I rarely see people using colored filters anymore. A decade ago a photographer would normally carry a yellow, orange, red, and often a blue filter for black and white work. While Tiffen has come out with a Lightroom Plug In, there is nothing like changing the amount of information entering the photo. Photographers like Ansel Adams used to love dark red filters because they would blacken a sky. In a situation like this a polarizing filter (for color images) or an orange filter would have helped to darken the sky.
Why do we need to darken the sky? Once the picture is switched to black and white, the main boys shirt and the sky are nearly the same value gray. His shoulder starts to get lost in the sky and we end up with a floating head. To combat this Marco increased the contrast on the face, but the end result brings a level of contrast that is a tad harsh.
The French used to promote an idea that an artist should handle a subject based on its nature. So soft things like satin pillows and lace trim were tenderly rendered while the ragged face of a general would be rough and scarred. Its a simple principle that makes sense because it links the conceptual parts of the subject to its physical parts. This boy, shaved head and cotton shirt are all “soft”. The light should dance gracefully over his form. By increasing the contrast of the image, to make him stand out from the sky, he is handled too firmly. It violates the inherent nature of a young boy.
This is new term that we have not discussed yet. A descending line happens when the line of one object coincides with another and merges into one form. The problem with descending lines is they destroy the illusion of depth. When two forms share the same line, we can’t tell if one is in front of the other, or if one is above the other. The effect is confusing. I added a simplistic drawing of two rectangles to illustrate the idea. When forms overlap, we get a clear sense that one is in front of the other. When they share a descending line, we will have trouble determining their position in space.
In this image the wall is set on the vertical of the Root 4. It is a great place to locate the wall, but the running boy was snapped about 1.5 seconds too late.
A good post analysis tool we can use is called “Notional space.” Notional space is the space an object or subject occupies if we were to pack them in a box. This will simplify any form and allow us to analyze its position in a picture. If we find the notional space of the boys head and his body, it is easy to see that the body is closer to us than the head. But when we look at the notional space of the wall, we see a problem. The edge of the wall coincides with the boys body. It explains why our eye flutters back and forth when we look at him. His body lines up almost along the edge of the wall, creating the temporary illusion that he and the wall are one form.
If you look through any book on Cartier-Bresson try this experiment. Grab a book from the library, it does not need to be fancy or even in good shape. Go through the pictures and cover the main subject with your hand. What you will find is that the scenes are beautifully composed. Its becomes obvious how Cartier-Bresson would find a scene and wait…and wait…and wait for something to happen. Then click! Once he knows the scene is right, its just a waiting game. I bet if we could ask him now, how many times he waited for a shot that never happened he would say “…Tout le temps.” (all the time)

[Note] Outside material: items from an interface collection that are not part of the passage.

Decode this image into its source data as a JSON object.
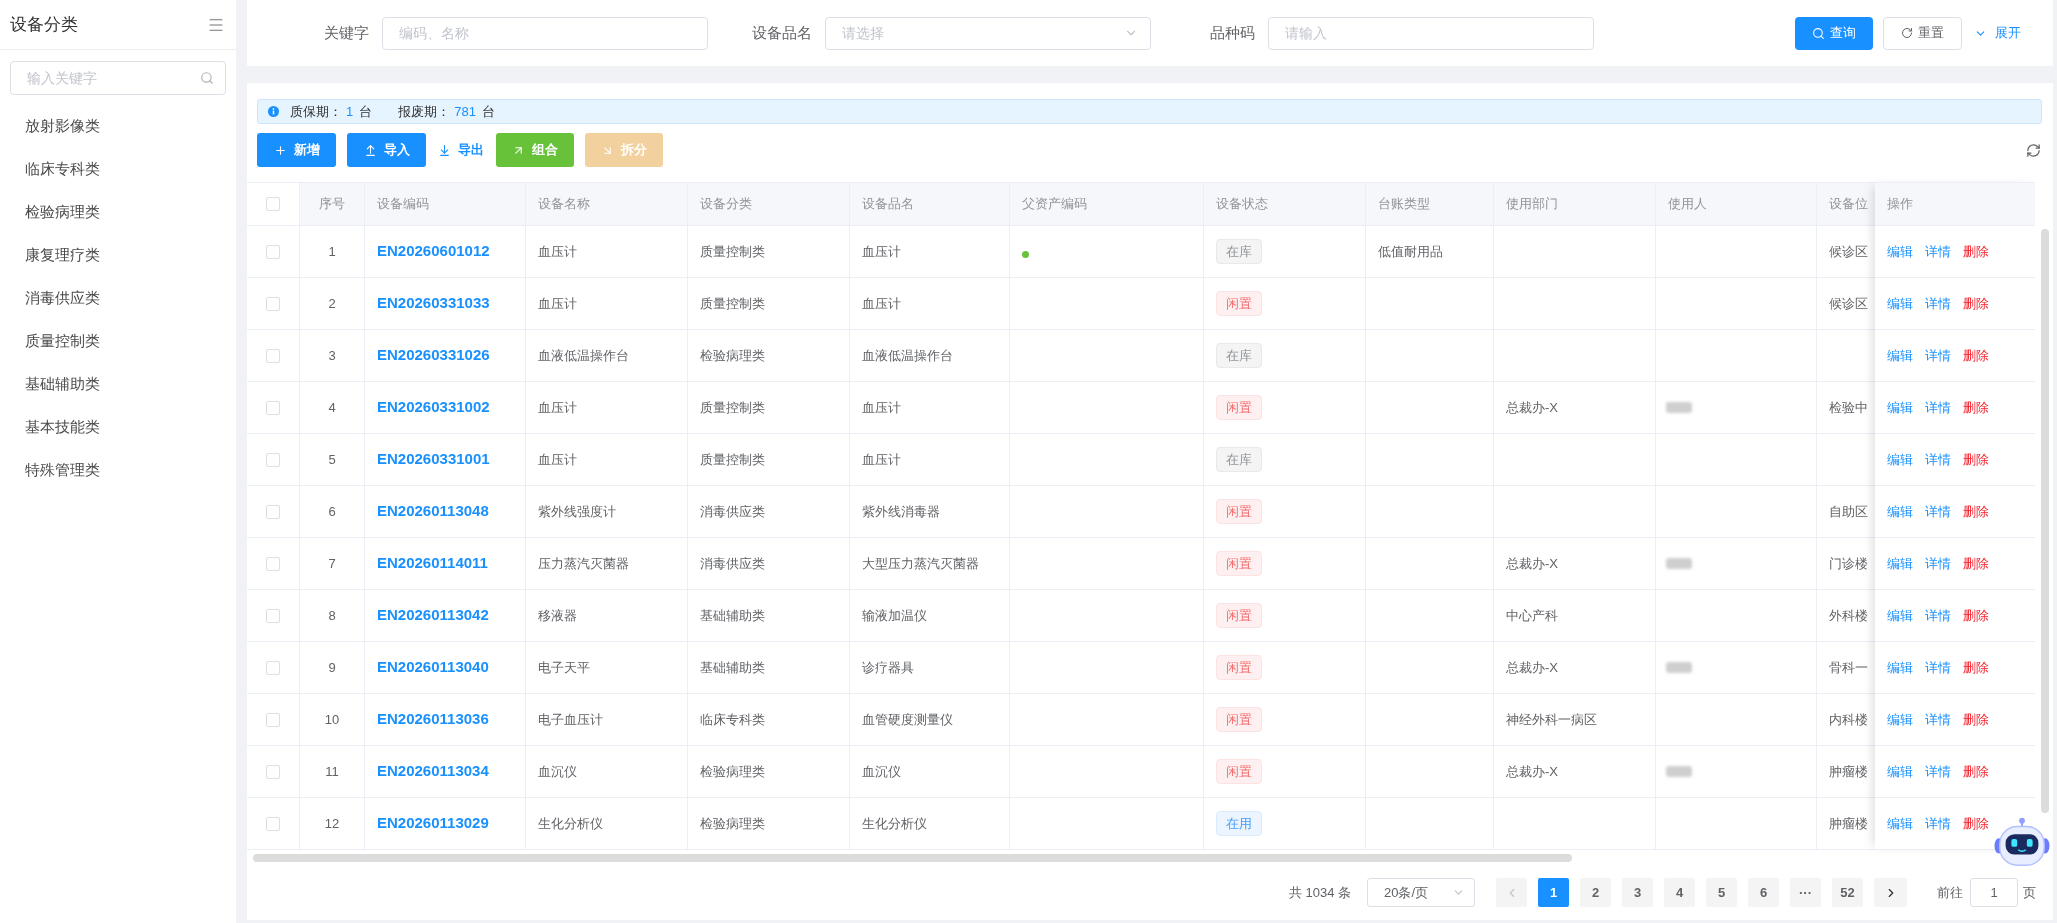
{
  "sidebar": {
    "title": "设备分类",
    "search": {
      "placeholder": "输入关键字"
    },
    "items": [
      {
        "label": "放射影像类"
      },
      {
        "label": "临床专科类"
      },
      {
        "label": "检验病理类"
      },
      {
        "label": "康复理疗类"
      },
      {
        "label": "消毒供应类"
      },
      {
        "label": "质量控制类"
      },
      {
        "label": "基础辅助类"
      },
      {
        "label": "基本技能类"
      },
      {
        "label": "特殊管理类"
      }
    ]
  },
  "filters": {
    "fields": [
      {
        "label": "关键字",
        "kind": "input",
        "placeholder": "编码、名称"
      },
      {
        "label": "设备品名",
        "kind": "select",
        "placeholder": "请选择"
      },
      {
        "label": "品种码",
        "kind": "input",
        "placeholder": "请输入"
      }
    ],
    "buttons": [
      {
        "label": "查询",
        "kind": "search"
      },
      {
        "label": "重置",
        "kind": "reset"
      },
      {
        "label": "展开",
        "kind": "expand"
      }
    ]
  },
  "summary": [
    {
      "label": "质保期：",
      "value": "1",
      "unit": "台"
    },
    {
      "label": "报废期：",
      "value": "781",
      "unit": "台"
    }
  ],
  "toolbar": [
    {
      "label": "新增",
      "kind": "add",
      "disabled": false
    },
    {
      "label": "导入",
      "kind": "import",
      "disabled": false
    },
    {
      "label": "导出",
      "kind": "export",
      "disabled": false
    },
    {
      "label": "组合",
      "kind": "combine",
      "disabled": false
    },
    {
      "label": "拆分",
      "kind": "split",
      "disabled": true
    }
  ],
  "table": {
    "header_checked": false,
    "columns": [
      "序号",
      "设备编码",
      "设备名称",
      "设备分类",
      "设备品名",
      "父资产编码",
      "设备状态",
      "台账类型",
      "使用部门",
      "使用人",
      "设备位",
      "操作"
    ],
    "rows": [
      {
        "index": "1",
        "checked": false,
        "code": "EN20260601012",
        "name": "血压计",
        "category": "质量控制类",
        "product": "血压计",
        "parent_dot": true,
        "status": {
          "label": "在库",
          "kind": "in_stock"
        },
        "ledger_type": "低值耐用品",
        "user_blurred": false,
        "location": "候诊区",
        "actions": [
          {
            "label": "编辑",
            "kind": "edit"
          },
          {
            "label": "详情",
            "kind": "detail"
          },
          {
            "label": "删除",
            "kind": "delete"
          }
        ]
      },
      {
        "index": "2",
        "checked": false,
        "code": "EN20260331033",
        "name": "血压计",
        "category": "质量控制类",
        "product": "血压计",
        "parent_dot": false,
        "status": {
          "label": "闲置",
          "kind": "idle"
        },
        "user_blurred": false,
        "location": "候诊区",
        "actions": [
          {
            "label": "编辑",
            "kind": "edit"
          },
          {
            "label": "详情",
            "kind": "detail"
          },
          {
            "label": "删除",
            "kind": "delete"
          }
        ]
      },
      {
        "index": "3",
        "checked": false,
        "code": "EN20260331026",
        "name": "血液低温操作台",
        "category": "检验病理类",
        "product": "血液低温操作台",
        "parent_dot": false,
        "status": {
          "label": "在库",
          "kind": "in_stock"
        },
        "user_blurred": false,
        "actions": [
          {
            "label": "编辑",
            "kind": "edit"
          },
          {
            "label": "详情",
            "kind": "detail"
          },
          {
            "label": "删除",
            "kind": "delete"
          }
        ]
      },
      {
        "index": "4",
        "checked": false,
        "code": "EN20260331002",
        "name": "血压计",
        "category": "质量控制类",
        "product": "血压计",
        "parent_dot": false,
        "status": {
          "label": "闲置",
          "kind": "idle"
        },
        "department": "总裁办-X",
        "user_blurred": true,
        "location": "检验中",
        "actions": [
          {
            "label": "编辑",
            "kind": "edit"
          },
          {
            "label": "详情",
            "kind": "detail"
          },
          {
            "label": "删除",
            "kind": "delete"
          }
        ]
      },
      {
        "index": "5",
        "checked": false,
        "code": "EN20260331001",
        "name": "血压计",
        "category": "质量控制类",
        "product": "血压计",
        "parent_dot": false,
        "status": {
          "label": "在库",
          "kind": "in_stock"
        },
        "user_blurred": false,
        "actions": [
          {
            "label": "编辑",
            "kind": "edit"
          },
          {
            "label": "详情",
            "kind": "detail"
          },
          {
            "label": "删除",
            "kind": "delete"
          }
        ]
      },
      {
        "index": "6",
        "checked": false,
        "code": "EN20260113048",
        "name": "紫外线强度计",
        "category": "消毒供应类",
        "product": "紫外线消毒器",
        "parent_dot": false,
        "status": {
          "label": "闲置",
          "kind": "idle"
        },
        "user_blurred": false,
        "location": "自助区",
        "actions": [
          {
            "label": "编辑",
            "kind": "edit"
          },
          {
            "label": "详情",
            "kind": "detail"
          },
          {
            "label": "删除",
            "kind": "delete"
          }
        ]
      },
      {
        "index": "7",
        "checked": false,
        "code": "EN20260114011",
        "name": "压力蒸汽灭菌器",
        "category": "消毒供应类",
        "product": "大型压力蒸汽灭菌器",
        "parent_dot": false,
        "status": {
          "label": "闲置",
          "kind": "idle"
        },
        "department": "总裁办-X",
        "user_blurred": true,
        "location": "门诊楼",
        "actions": [
          {
            "label": "编辑",
            "kind": "edit"
          },
          {
            "label": "详情",
            "kind": "detail"
          },
          {
            "label": "删除",
            "kind": "delete"
          }
        ]
      },
      {
        "index": "8",
        "checked": false,
        "code": "EN20260113042",
        "name": "移液器",
        "category": "基础辅助类",
        "product": "输液加温仪",
        "parent_dot": false,
        "status": {
          "label": "闲置",
          "kind": "idle"
        },
        "department": "中心产科",
        "user_blurred": false,
        "location": "外科楼",
        "actions": [
          {
            "label": "编辑",
            "kind": "edit"
          },
          {
            "label": "详情",
            "kind": "detail"
          },
          {
            "label": "删除",
            "kind": "delete"
          }
        ]
      },
      {
        "index": "9",
        "checked": false,
        "code": "EN20260113040",
        "name": "电子天平",
        "category": "基础辅助类",
        "product": "诊疗器具",
        "parent_dot": false,
        "status": {
          "label": "闲置",
          "kind": "idle"
        },
        "department": "总裁办-X",
        "user_blurred": true,
        "location": "骨科一",
        "actions": [
          {
            "label": "编辑",
            "kind": "edit"
          },
          {
            "label": "详情",
            "kind": "detail"
          },
          {
            "label": "删除",
            "kind": "delete"
          }
        ]
      },
      {
        "index": "10",
        "checked": false,
        "code": "EN20260113036",
        "name": "电子血压计",
        "category": "临床专科类",
        "product": "血管硬度测量仪",
        "parent_dot": false,
        "status": {
          "label": "闲置",
          "kind": "idle"
        },
        "department": "神经外科一病区",
        "user_blurred": false,
        "location": "内科楼",
        "actions": [
          {
            "label": "编辑",
            "kind": "edit"
          },
          {
            "label": "详情",
            "kind": "detail"
          },
          {
            "label": "删除",
            "kind": "delete"
          }
        ]
      },
      {
        "index": "11",
        "checked": false,
        "code": "EN20260113034",
        "name": "血沉仪",
        "category": "检验病理类",
        "product": "血沉仪",
        "parent_dot": false,
        "status": {
          "label": "闲置",
          "kind": "idle"
        },
        "department": "总裁办-X",
        "user_blurred": true,
        "location": "肿瘤楼",
        "actions": [
          {
            "label": "编辑",
            "kind": "edit"
          },
          {
            "label": "详情",
            "kind": "detail"
          },
          {
            "label": "删除",
            "kind": "delete"
          }
        ]
      },
      {
        "index": "12",
        "checked": false,
        "code": "EN20260113029",
        "name": "生化分析仪",
        "category": "检验病理类",
        "product": "生化分析仪",
        "parent_dot": false,
        "status": {
          "label": "在用",
          "kind": "in_use"
        },
        "user_blurred": false,
        "location": "肿瘤楼",
        "actions": [
          {
            "label": "编辑",
            "kind": "edit"
          },
          {
            "label": "详情",
            "kind": "detail"
          },
          {
            "label": "删除",
            "kind": "delete"
          }
        ]
      }
    ]
  },
  "pagination": {
    "total": "共 1034 条",
    "page_size": "20条/页",
    "prev_disabled": true,
    "next_disabled": false,
    "pages": [
      {
        "label": "1",
        "selected": true
      },
      {
        "label": "2",
        "selected": false
      },
      {
        "label": "3",
        "selected": false
      },
      {
        "label": "4",
        "selected": false
      },
      {
        "label": "5",
        "selected": false
      },
      {
        "label": "6",
        "selected": false
      },
      {
        "label": "···",
        "selected": false
      },
      {
        "label": "52",
        "selected": false
      }
    ],
    "goto": {
      "label": "前往",
      "value": "1",
      "unit": "页"
    }
  }
}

Our ability to “see” is a practice that we must hone. It can be studied, exercised, and refined just like any skill. The instinct to press a shutter can get us most of the way there, but the differences between a good image and a great image lie in subtle changes.
“A photographer can bring coincidence of line simply by moving his head a fraction of a millimeter.”

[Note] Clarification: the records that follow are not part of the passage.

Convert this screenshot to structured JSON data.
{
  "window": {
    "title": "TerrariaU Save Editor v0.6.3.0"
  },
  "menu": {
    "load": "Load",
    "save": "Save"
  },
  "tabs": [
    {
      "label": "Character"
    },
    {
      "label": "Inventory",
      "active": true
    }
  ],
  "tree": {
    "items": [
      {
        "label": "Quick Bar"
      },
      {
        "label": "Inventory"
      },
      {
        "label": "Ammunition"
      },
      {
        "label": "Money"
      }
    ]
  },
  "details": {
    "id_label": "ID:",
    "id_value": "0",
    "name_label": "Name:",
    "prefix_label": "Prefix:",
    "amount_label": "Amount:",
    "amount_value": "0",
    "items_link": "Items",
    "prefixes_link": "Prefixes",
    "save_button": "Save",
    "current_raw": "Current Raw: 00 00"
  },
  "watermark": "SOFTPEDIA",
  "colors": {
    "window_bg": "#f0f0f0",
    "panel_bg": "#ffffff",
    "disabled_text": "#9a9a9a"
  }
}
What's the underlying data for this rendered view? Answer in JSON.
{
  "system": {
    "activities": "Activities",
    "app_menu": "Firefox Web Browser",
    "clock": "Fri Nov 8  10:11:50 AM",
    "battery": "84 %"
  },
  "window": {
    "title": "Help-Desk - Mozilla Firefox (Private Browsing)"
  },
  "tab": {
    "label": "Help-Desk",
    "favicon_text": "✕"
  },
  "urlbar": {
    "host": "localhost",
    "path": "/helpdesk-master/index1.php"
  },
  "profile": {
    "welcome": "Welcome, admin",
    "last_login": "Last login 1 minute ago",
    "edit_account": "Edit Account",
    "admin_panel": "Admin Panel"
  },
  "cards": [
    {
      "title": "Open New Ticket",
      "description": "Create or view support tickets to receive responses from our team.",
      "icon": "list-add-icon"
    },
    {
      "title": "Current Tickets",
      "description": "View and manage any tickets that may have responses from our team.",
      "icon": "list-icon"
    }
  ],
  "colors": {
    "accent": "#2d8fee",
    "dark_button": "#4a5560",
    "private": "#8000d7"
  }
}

I want to thank Marco for allowing his image to be used here. It is a fantastic shot and I hope to see him take more of these in the future. Its a very generous offer to have your pictured put up for critique, but I hope to have done it justice. In the end, we are growing, learning, and all making mistakes along that way. But hopefully we come out on the other end with a smile and some incredible images.